“We have had people take pictures of us everywhere from Niagara Falls to our local zoo and even in the produce section of the supermarket,” says Heather Eckstein. On a recent trip to Washington D.C., her family was stopped two dozen times while strolling along the National Mall. “It was very surreal,” she laughs.
For some families like Amy Rea’s of Atlanta, Georgia, having fraternal twins (four-year-old Jack and Nate, and three-year-old Ashley and Blake) helps to keep the comments at bay especially now that they are older. “They’re all different heights and I don’t dress them alike,” she says. “So we don’t get too many comments anymore.”
Yet as twins get older, many younger sets actually catch up in size to their older twin siblings setting off a whole host of different questions from onlookers.
Just ask Karen Lackey. On a recent outing, she took a child from each set of twins to mix things up a bit. Although a year-and-a-half apart, both children are close in size. “Someone asked me if they were twins, and I had to think about my answer,” she says. “I said that they both were but no to each other. The woman just looked at me like, ‘Huh?’”
Aside from the obvious inconveniences, all this celebrity status can be especially hard on singleton siblings. “My singleton, the oldest, is acutely aware of the attention her siblings get and our family as a whole.

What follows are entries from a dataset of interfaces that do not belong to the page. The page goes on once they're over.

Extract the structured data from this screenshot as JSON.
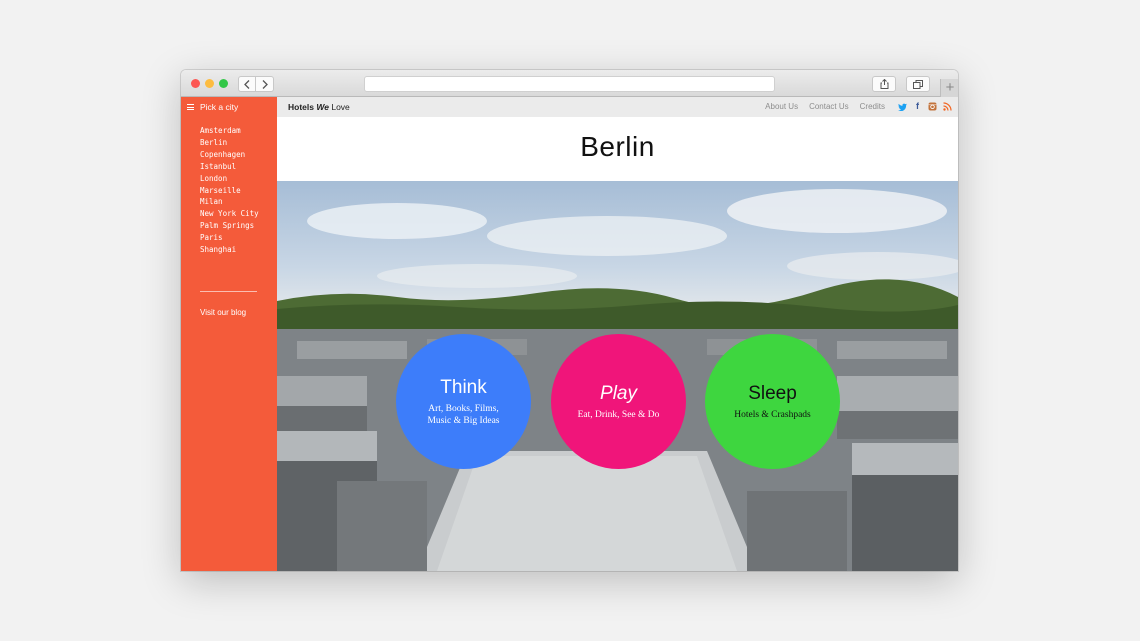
{
  "sidebar": {
    "menu_label": "Pick a city",
    "cities": [
      "Amsterdam",
      "Berlin",
      "Copenhagen",
      "Istanbul",
      "London",
      "Marseille",
      "Milan",
      "New York City",
      "Palm Springs",
      "Paris",
      "Shanghai"
    ],
    "blog_link": "Visit our blog"
  },
  "brand": {
    "part1": "Hotels",
    "part2": "We",
    "part3": "Love"
  },
  "nav": {
    "about": "About Us",
    "contact": "Contact Us",
    "credits": "Credits"
  },
  "header": {
    "city": "Berlin"
  },
  "sections": {
    "think": {
      "title": "Think",
      "line1": "Art, Books, Films,",
      "line2": "Music & Big Ideas"
    },
    "play": {
      "title": "Play",
      "line1": "Eat, Drink, See & Do"
    },
    "sleep": {
      "title": "Sleep",
      "line1": "Hotels & Crashpads"
    }
  },
  "colors": {
    "sidebar": "#f45b3a",
    "think": "#3d7dfa",
    "play": "#f0157a",
    "sleep": "#3ed63f",
    "twitter": "#1da1f2",
    "facebook": "#3b5998",
    "instagram": "#c2733c",
    "rss": "#f26522"
  },
  "icons": [
    "menu-icon",
    "twitter-icon",
    "facebook-icon",
    "instagram-icon",
    "rss-icon",
    "back-icon",
    "forward-icon",
    "share-icon",
    "tabs-icon",
    "new-tab-icon"
  ]
}
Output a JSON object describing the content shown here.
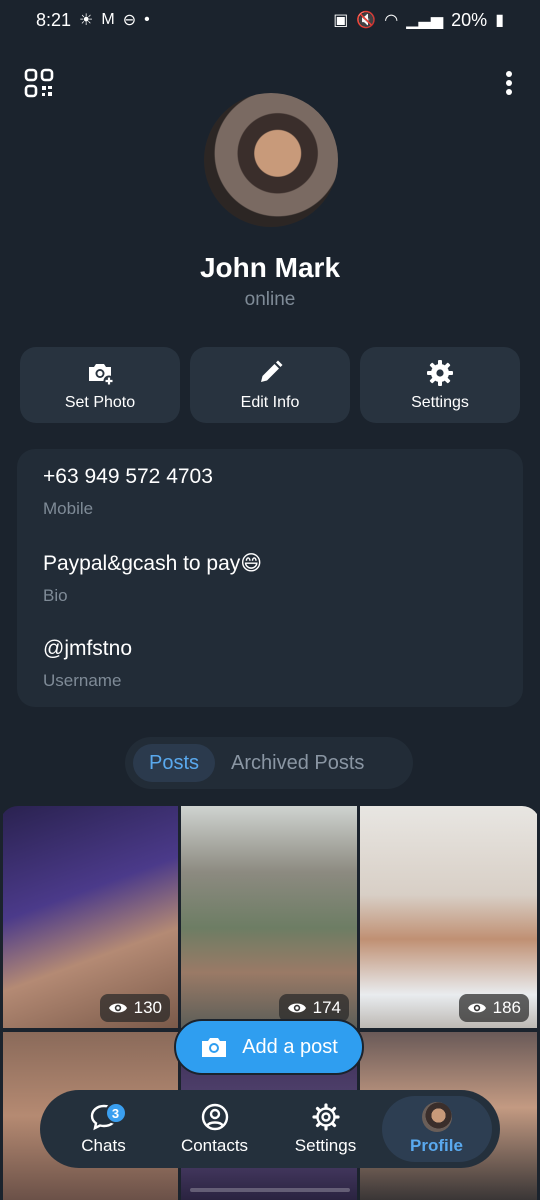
{
  "status_bar": {
    "time": "8:21",
    "battery": "20%"
  },
  "profile": {
    "name": "John Mark",
    "presence": "online"
  },
  "actions": {
    "set_photo": "Set Photo",
    "edit_info": "Edit Info",
    "settings": "Settings"
  },
  "info": {
    "phone": "+63 949 572 4703",
    "phone_label": "Mobile",
    "bio": "Paypal&gcash to pay😄",
    "bio_label": "Bio",
    "username": "@jmfstno",
    "username_label": "Username"
  },
  "tabs": {
    "posts": "Posts",
    "archived": "Archived Posts"
  },
  "posts": {
    "views": [
      "130",
      "174",
      "186"
    ]
  },
  "add_post_label": "Add a post",
  "nav": {
    "chats": "Chats",
    "chats_badge": "3",
    "contacts": "Contacts",
    "settings": "Settings",
    "profile": "Profile"
  },
  "colors": {
    "background": "#1b232d",
    "card": "#222c37",
    "accent": "#2f9ef0",
    "muted_text": "#7f8b97"
  }
}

I know it has caused a lot of jealousy and a skewed view of her world,” explains Kris Powell. This Indianapolis, Ind. mother to five including seven-year-old Karen, five-year-old fraternal twin girls Brynne and Marissa, and three-year-old identical twin boys, Erik and Trent, encourages her single-born daughter to join social groups where she can shine on her own but sometimes it’s not easy. “She has expressed to me several times that she wishes she had a twin, so she would have a playmate and not feel so alone or different from her brothers and sisters,” she says.